1) verbal suffix (that is, the suffix affixed to a root, dhātu, in order to make a finite verbal form, or an infinite, or a gerund)
2) verbal form (that is, the suffix+the modifications of the verbal base, except the root part)
3) finite verb

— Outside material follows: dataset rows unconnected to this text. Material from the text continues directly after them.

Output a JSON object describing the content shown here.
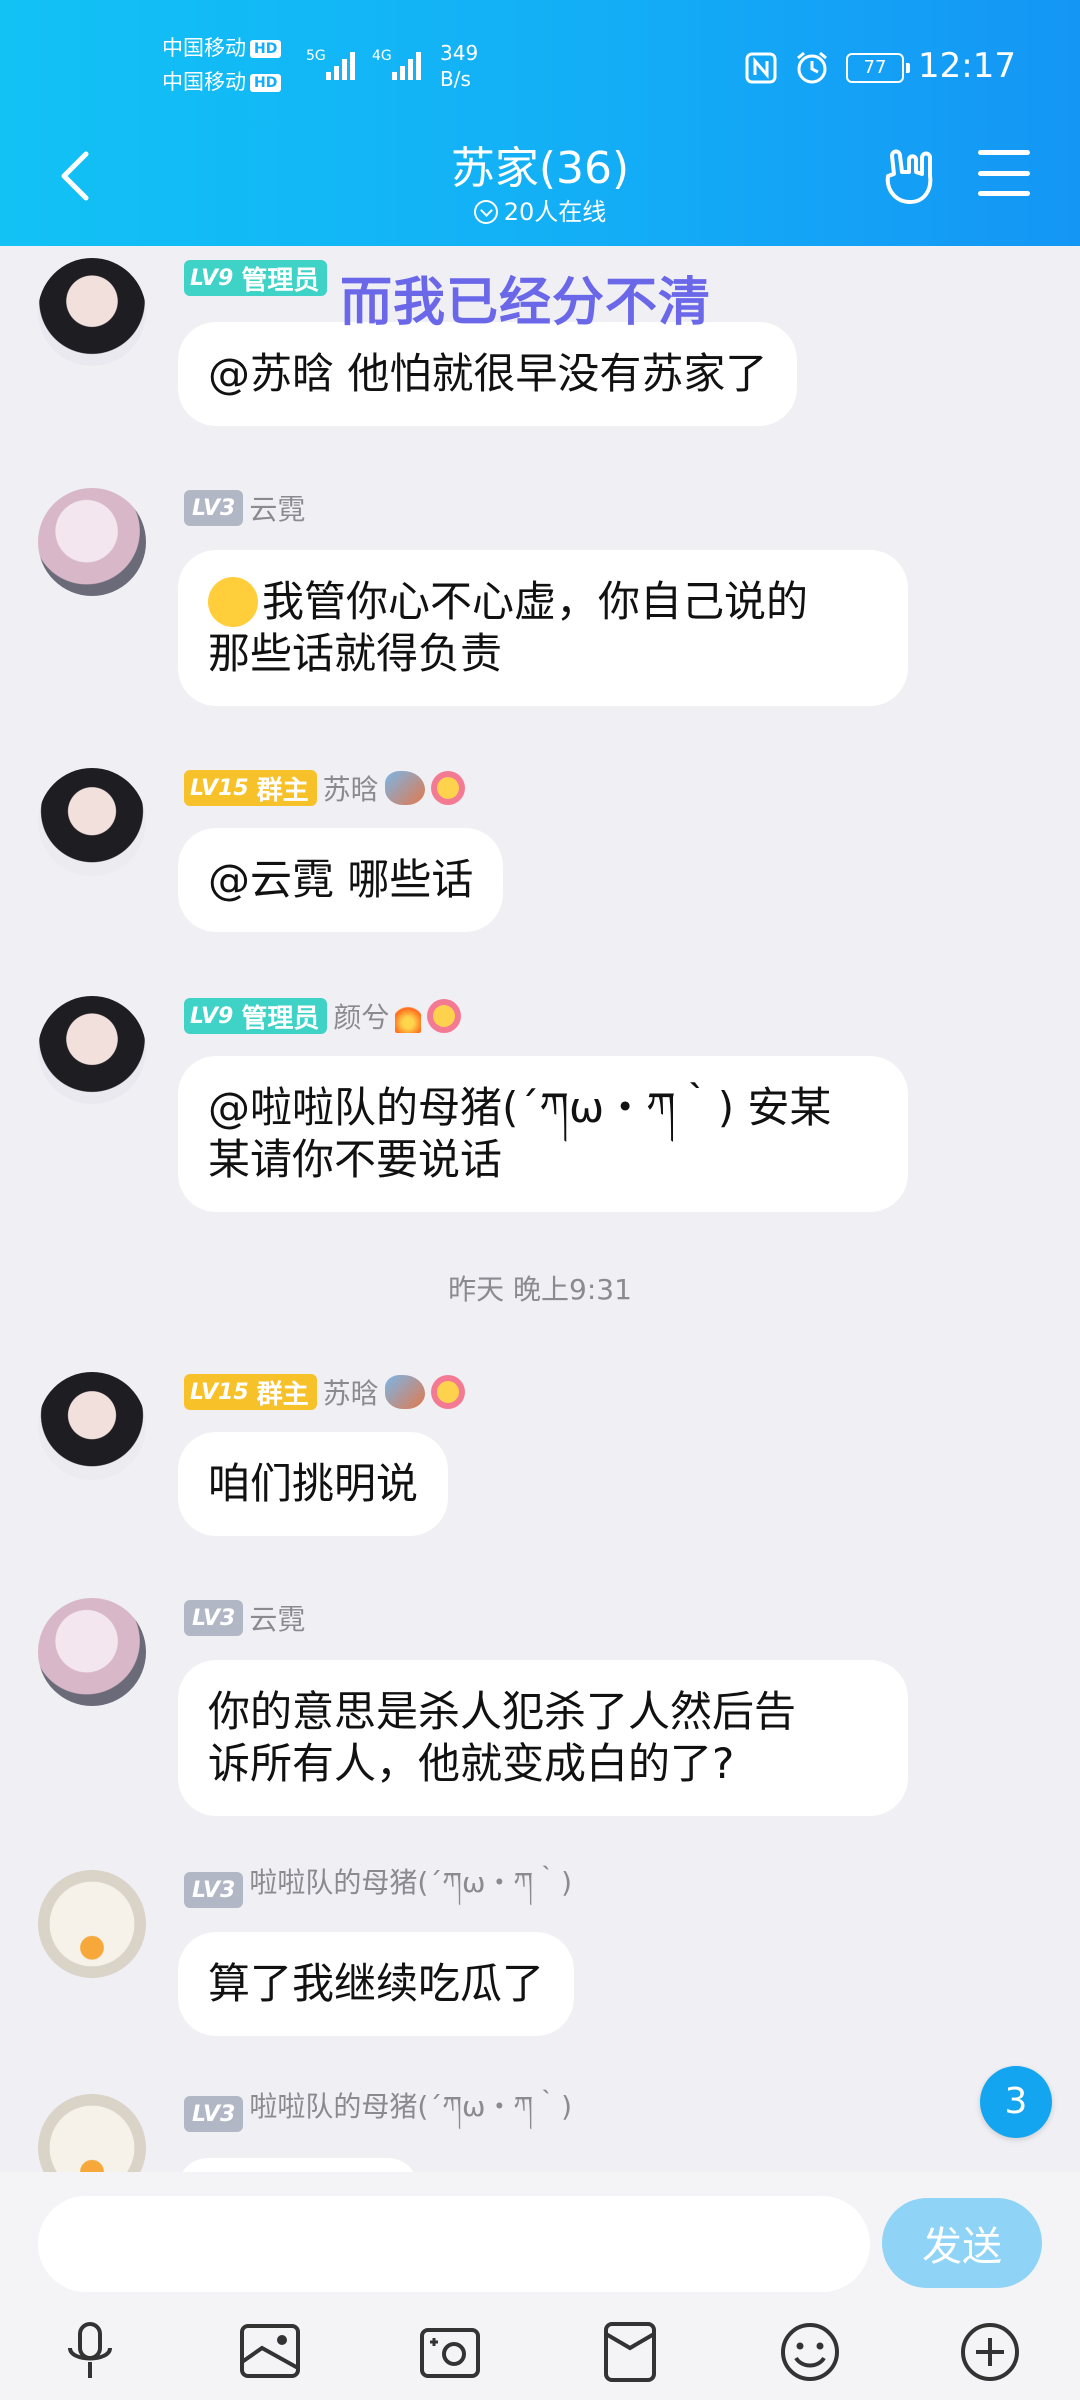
{
  "status_bar": {
    "carrier1": "中国移动",
    "carrier2": "中国移动",
    "hd": "HD",
    "net1": "5G",
    "net2": "4G",
    "speed_value": "349",
    "speed_unit": "B/s",
    "battery": "77",
    "time": "12:17"
  },
  "header": {
    "title": "苏家(36)",
    "online": "20人在线"
  },
  "overlay_text": "而我已经分不清",
  "messages": [
    {
      "badge_lv": "LV9",
      "badge_role": "管理员",
      "sender": "",
      "text": "@苏晗 他怕就很早没有苏家了"
    },
    {
      "badge_lv": "LV3",
      "sender": "云霓",
      "text_line1": "我管你心不心虚，你自己说的",
      "text_line2": "那些话就得负责"
    },
    {
      "badge_lv": "LV15",
      "badge_role": "群主",
      "sender": "苏晗",
      "text": "@云霓 哪些话"
    },
    {
      "badge_lv": "LV9",
      "badge_role": "管理员",
      "sender": "颜兮",
      "text_line1": "@啦啦队的母猪(´ཀω・ཀ｀) 安某",
      "text_line2": "某请你不要说话"
    },
    {
      "badge_lv": "LV15",
      "badge_role": "群主",
      "sender": "苏晗",
      "text": "咱们挑明说"
    },
    {
      "badge_lv": "LV3",
      "sender": "云霓",
      "text_line1": "你的意思是杀人犯杀了人然后告",
      "text_line2": "诉所有人，他就变成白的了?"
    },
    {
      "badge_lv": "LV3",
      "sender": "啦啦队的母猪(´ཀω・ཀ｀)",
      "text": "算了我继续吃瓜了"
    },
    {
      "badge_lv": "LV3",
      "sender": "啦啦队的母猪(´ཀω・ཀ｀)",
      "text": ""
    }
  ],
  "time_divider": "昨天 晚上9:31",
  "unread_count": "3",
  "input": {
    "placeholder": "",
    "send_label": "发送"
  },
  "colors": {
    "header_start": "#12c2f5",
    "header_end": "#1496f5",
    "admin_badge": "#3fd2c6",
    "owner_badge": "#f7c12a",
    "lv3_badge": "#b2b7c6",
    "send_button": "#8fd3f6"
  },
  "icons": [
    "back-icon",
    "hand-gesture-icon",
    "menu-icon",
    "microphone-icon",
    "picture-icon",
    "camera-icon",
    "red-packet-icon",
    "emoji-icon",
    "plus-icon"
  ]
}
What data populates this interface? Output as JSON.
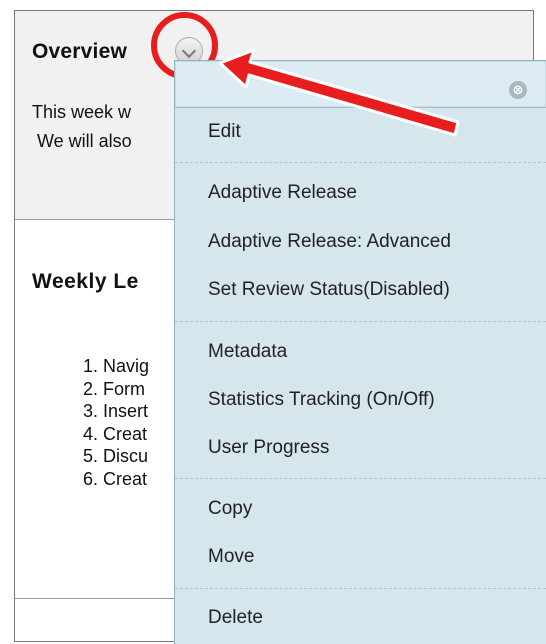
{
  "overview": {
    "title": "Overview",
    "line1": "This week w",
    "line2": " We will also"
  },
  "weekly": {
    "title": "Weekly Le",
    "items": [
      "1. Navig",
      "2. Form",
      "3. Insert",
      "4. Creat",
      "5. Discu",
      "6. Creat"
    ]
  },
  "menu": {
    "close_symbol": "⊗",
    "items": {
      "edit": "Edit",
      "adaptive_release": "Adaptive Release",
      "adaptive_release_advanced": "Adaptive Release: Advanced",
      "set_review_status": "Set Review Status(Disabled)",
      "metadata": "Metadata",
      "statistics_tracking": "Statistics Tracking (On/Off)",
      "user_progress": "User Progress",
      "copy": "Copy",
      "move": "Move",
      "delete": "Delete"
    }
  },
  "colors": {
    "highlight": "#e81e1e",
    "menu_bg": "#d5e7ed"
  }
}
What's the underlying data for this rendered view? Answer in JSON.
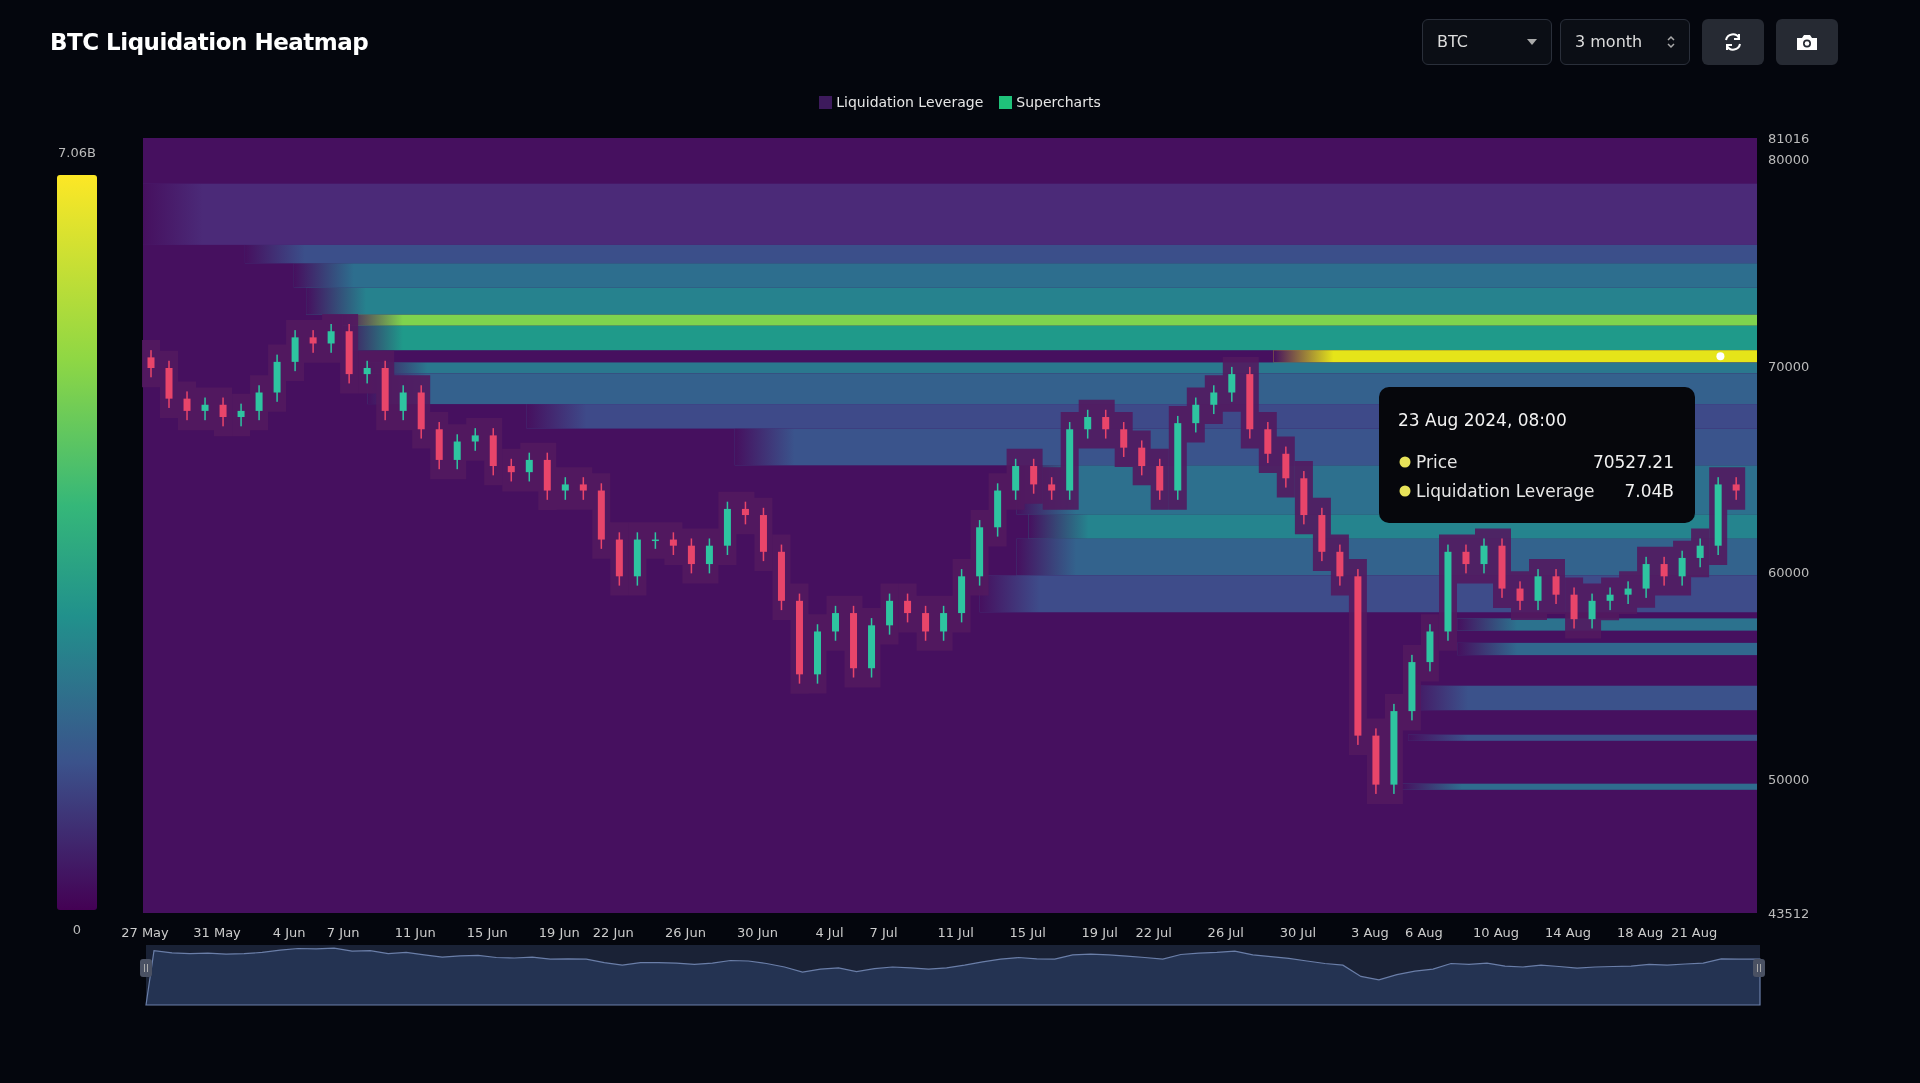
{
  "header": {
    "title": "BTC Liquidation Heatmap",
    "coin_select": {
      "value": "BTC"
    },
    "range_select": {
      "value": "3 month"
    }
  },
  "legend": [
    {
      "label": "Liquidation Leverage",
      "color": "#3d1a5c"
    },
    {
      "label": "Supercharts",
      "color": "#1fc27a"
    }
  ],
  "color_scale": {
    "max_label": "7.06B",
    "min_label": "0"
  },
  "chart": {
    "chart_data": {
      "type": "candlestick",
      "ylim": [
        43512,
        81016
      ],
      "yticks": [
        {
          "value": 81016,
          "label": "81016"
        },
        {
          "value": 80000,
          "label": "80000"
        },
        {
          "value": 70000,
          "label": "70000"
        },
        {
          "value": 60000,
          "label": "60000"
        },
        {
          "value": 50000,
          "label": "50000"
        },
        {
          "value": 43512,
          "label": "43512"
        }
      ],
      "categories": [
        "27 May",
        null,
        null,
        null,
        "31 May",
        null,
        null,
        null,
        "4 Jun",
        null,
        null,
        "7 Jun",
        null,
        null,
        null,
        "11 Jun",
        null,
        null,
        null,
        "15 Jun",
        null,
        null,
        null,
        "19 Jun",
        null,
        null,
        "22 Jun",
        null,
        null,
        null,
        "26 Jun",
        null,
        null,
        null,
        "30 Jun",
        null,
        null,
        null,
        "4 Jul",
        null,
        null,
        "7 Jul",
        null,
        null,
        null,
        "11 Jul",
        null,
        null,
        null,
        "15 Jul",
        null,
        null,
        null,
        "19 Jul",
        null,
        null,
        "22 Jul",
        null,
        null,
        null,
        "26 Jul",
        null,
        null,
        null,
        "30 Jul",
        null,
        null,
        null,
        "3 Aug",
        null,
        null,
        "6 Aug",
        null,
        null,
        null,
        "10 Aug",
        null,
        null,
        null,
        "14 Aug",
        null,
        null,
        null,
        "18 Aug",
        null,
        null,
        "21 Aug",
        null,
        null
      ],
      "ohlc": [
        [
          70400,
          70750,
          69436,
          69886
        ],
        [
          69886,
          70236,
          67953,
          68403
        ],
        [
          68403,
          68753,
          67360,
          67810
        ],
        [
          67810,
          68457,
          67360,
          68107
        ],
        [
          68107,
          68457,
          67064,
          67514
        ],
        [
          67514,
          68160,
          67064,
          67810
        ],
        [
          67810,
          69050,
          67360,
          68700
        ],
        [
          68700,
          70533,
          68250,
          70183
        ],
        [
          70183,
          71719,
          69733,
          71369
        ],
        [
          71369,
          71719,
          70622,
          71072
        ],
        [
          71072,
          72015,
          70622,
          71665
        ],
        [
          71665,
          72015,
          69140,
          69590
        ],
        [
          69590,
          70236,
          69140,
          69886
        ],
        [
          69886,
          70236,
          67360,
          67810
        ],
        [
          67810,
          69050,
          67360,
          68700
        ],
        [
          68700,
          69050,
          66471,
          66921
        ],
        [
          66921,
          67271,
          64988,
          65438
        ],
        [
          65438,
          66678,
          64988,
          66328
        ],
        [
          66328,
          66975,
          65878,
          66625
        ],
        [
          66625,
          66975,
          64692,
          65142
        ],
        [
          65142,
          65492,
          64395,
          64845
        ],
        [
          64845,
          65788,
          64395,
          65438
        ],
        [
          65438,
          65788,
          63506,
          63956
        ],
        [
          63956,
          64602,
          63506,
          64252
        ],
        [
          64252,
          64602,
          63506,
          63956
        ],
        [
          63956,
          64306,
          61134,
          61584
        ],
        [
          61584,
          61934,
          59355,
          59805
        ],
        [
          59805,
          61934,
          59355,
          61584
        ],
        [
          61584,
          61934,
          61134,
          61584
        ],
        [
          61584,
          61934,
          60837,
          61287
        ],
        [
          61287,
          61637,
          59948,
          60398
        ],
        [
          60398,
          61637,
          59948,
          61287
        ],
        [
          61287,
          63416,
          60837,
          63066
        ],
        [
          63066,
          63416,
          62320,
          62770
        ],
        [
          62770,
          63120,
          60541,
          60991
        ],
        [
          60991,
          61341,
          58169,
          58619
        ],
        [
          58619,
          58969,
          54611,
          55061
        ],
        [
          55061,
          57486,
          54611,
          57136
        ],
        [
          57136,
          58376,
          56686,
          58026
        ],
        [
          58026,
          58376,
          54907,
          55357
        ],
        [
          55357,
          57783,
          54907,
          57433
        ],
        [
          57433,
          58969,
          56983,
          58619
        ],
        [
          58619,
          58969,
          57576,
          58026
        ],
        [
          58026,
          58376,
          56686,
          57136
        ],
        [
          57136,
          58376,
          56686,
          58026
        ],
        [
          58026,
          60155,
          57576,
          59805
        ],
        [
          59805,
          62527,
          59355,
          62177
        ],
        [
          62177,
          64306,
          61727,
          63956
        ],
        [
          63956,
          65492,
          63506,
          65142
        ],
        [
          65142,
          65492,
          63802,
          64252
        ],
        [
          64252,
          64602,
          63506,
          63956
        ],
        [
          63956,
          67271,
          63506,
          66921
        ],
        [
          66921,
          67864,
          66471,
          67514
        ],
        [
          67514,
          67864,
          66471,
          66921
        ],
        [
          66921,
          67271,
          65581,
          66031
        ],
        [
          66031,
          66381,
          64692,
          65142
        ],
        [
          65142,
          65492,
          63506,
          63956
        ],
        [
          63956,
          67567,
          63506,
          67217
        ],
        [
          67217,
          68457,
          66767,
          68107
        ],
        [
          68107,
          69050,
          67657,
          68700
        ],
        [
          68700,
          69940,
          68250,
          69590
        ],
        [
          69590,
          69940,
          66471,
          66921
        ],
        [
          66921,
          67271,
          65285,
          65735
        ],
        [
          65735,
          66085,
          64099,
          64549
        ],
        [
          64549,
          64899,
          62320,
          62770
        ],
        [
          62770,
          63120,
          60541,
          60991
        ],
        [
          60991,
          61341,
          59355,
          59805
        ],
        [
          59805,
          60155,
          51646,
          52096
        ],
        [
          52096,
          52446,
          49274,
          49724
        ],
        [
          49724,
          53632,
          49274,
          53282
        ],
        [
          53282,
          56004,
          52832,
          55654
        ],
        [
          55654,
          57486,
          55204,
          57136
        ],
        [
          57136,
          61341,
          56686,
          60991
        ],
        [
          60991,
          61341,
          59948,
          60398
        ],
        [
          60398,
          61637,
          59948,
          61287
        ],
        [
          61287,
          61637,
          58762,
          59212
        ],
        [
          59212,
          59562,
          58169,
          58619
        ],
        [
          58619,
          60155,
          58169,
          59805
        ],
        [
          59805,
          60155,
          58466,
          58916
        ],
        [
          58916,
          59266,
          57280,
          57730
        ],
        [
          57730,
          58969,
          57280,
          58619
        ],
        [
          58619,
          59266,
          58169,
          58916
        ],
        [
          58916,
          59562,
          58466,
          59212
        ],
        [
          59212,
          60748,
          58762,
          60398
        ],
        [
          60398,
          60748,
          59355,
          59805
        ],
        [
          59805,
          61044,
          59355,
          60694
        ],
        [
          60694,
          61637,
          60244,
          61287
        ],
        [
          61287,
          64602,
          60837,
          64252
        ],
        [
          64252,
          64602,
          63506,
          63956
        ]
      ]
    },
    "tooltip": {
      "title": "23 Aug 2024, 08:00",
      "rows": [
        {
          "label": "Price",
          "value": "70527.21"
        },
        {
          "label": "Liquidation Leverage",
          "value": "7.04B"
        }
      ]
    }
  }
}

The third meaning is presupposed by classifications of words found in Nirukta and Mahābhāṣya and opposing nouns, prepositions and ākhyāta. However, in such classifications the point of what a root-part is is just not taken into account (one just classifies words as they can be actually found in usage). The first translation mostly fits, and liṅ-s are in different parts of a single text (Tantrarahasya) called both ākhyāta and pratyaya (as if the two terms were synonyms). However, 1) clashes with the above referred classification. So, the second translation seems the best one, although it presupposes a formalization independent of the actual morphemes (that is, if ākhāta were to mean “verbal form” as explained in 2), one would not be able to indicate it). A dhātu or a pratyaya can be indicated as, e.g., kṛ-, a verbal form cannot, since it “lies” both in the ending and in modifications of the root. Were Indian authors able to such a level of abstraction? Maybe yes, since they could conceive the coexistence of an ākyāta-part and a liṅ-part in the same ending of, say, yajeta. Yet, “verbal form” is not perspicuous enough.